_Data to use_.
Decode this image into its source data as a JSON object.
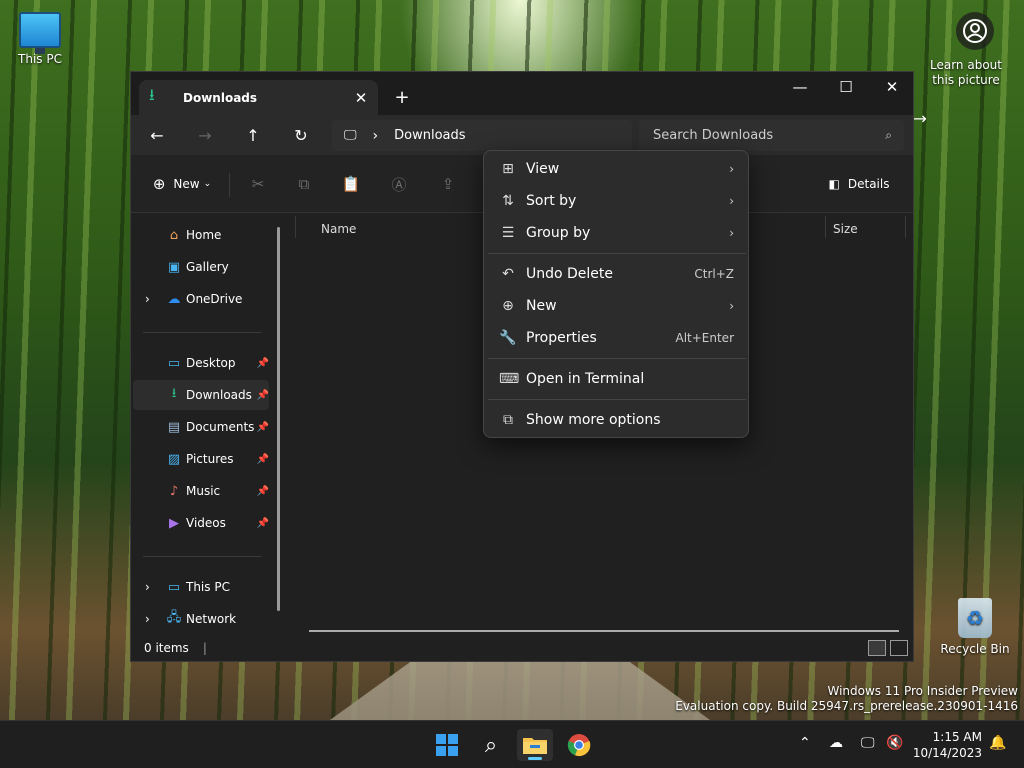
{
  "desktop": {
    "this_pc_label": "This PC",
    "learn_label": "Learn about this picture",
    "recycle_bin_label": "Recycle Bin",
    "watermark_line1": "Windows 11 Pro Insider Preview",
    "watermark_line2": "Evaluation copy. Build 25947.rs_prerelease.230901-1416"
  },
  "window": {
    "tab_title": "Downloads",
    "address_location": "Downloads",
    "search_placeholder": "Search Downloads",
    "toolbar": {
      "new_label": "New",
      "details_label": "Details"
    },
    "sidebar": {
      "home": "Home",
      "gallery": "Gallery",
      "onedrive": "OneDrive",
      "desktop": "Desktop",
      "downloads": "Downloads",
      "documents": "Documents",
      "pictures": "Pictures",
      "music": "Music",
      "videos": "Videos",
      "this_pc": "This PC",
      "network": "Network"
    },
    "columns": {
      "name": "Name",
      "size": "Size"
    },
    "status": "0 items"
  },
  "context_menu": {
    "view": "View",
    "sort_by": "Sort by",
    "group_by": "Group by",
    "undo_delete": "Undo Delete",
    "undo_shortcut": "Ctrl+Z",
    "new": "New",
    "properties": "Properties",
    "properties_shortcut": "Alt+Enter",
    "open_terminal": "Open in Terminal",
    "show_more": "Show more options"
  },
  "taskbar": {
    "time": "1:15 AM",
    "date": "10/14/2023"
  },
  "colors": {
    "accent": "#60cdff",
    "download_green": "#2cc38a"
  }
}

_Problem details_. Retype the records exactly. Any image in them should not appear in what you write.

_Solved exercise_.
Decode this image into its source data as a JSON object.
{
  "desktop": {
    "this_pc_label": "This PC",
    "learn_label": "Learn about this picture",
    "recycle_bin_label": "Recycle Bin",
    "watermark_line1": "Windows 11 Pro Insider Preview",
    "watermark_line2": "Evaluation copy. Build 25947.rs_prerelease.230901-1416"
  },
  "window": {
    "tab_title": "Downloads",
    "address_location": "Downloads",
    "search_placeholder": "Search Downloads",
    "toolbar": {
      "new_label": "New",
      "details_label": "Details"
    },
    "sidebar": {
      "home": "Home",
      "gallery": "Gallery",
      "onedrive": "OneDrive",
      "desktop": "Desktop",
      "downloads": "Downloads",
      "documents": "Documents",
      "pictures": "Pictures",
      "music": "Music",
      "videos": "Videos",
      "this_pc": "This PC",
      "network": "Network"
    },
    "columns": {
      "name": "Name",
      "size": "Size"
    },
    "status": "0 items"
  },
  "context_menu": {
    "view": "View",
    "sort_by": "Sort by",
    "group_by": "Group by",
    "undo_delete": "Undo Delete",
    "undo_shortcut": "Ctrl+Z",
    "new": "New",
    "properties": "Properties",
    "properties_shortcut": "Alt+Enter",
    "open_terminal": "Open in Terminal",
    "show_more": "Show more options"
  },
  "taskbar": {
    "time": "1:15 AM",
    "date": "10/14/2023"
  },
  "colors": {
    "accent": "#60cdff",
    "download_green": "#2cc38a"
  }
}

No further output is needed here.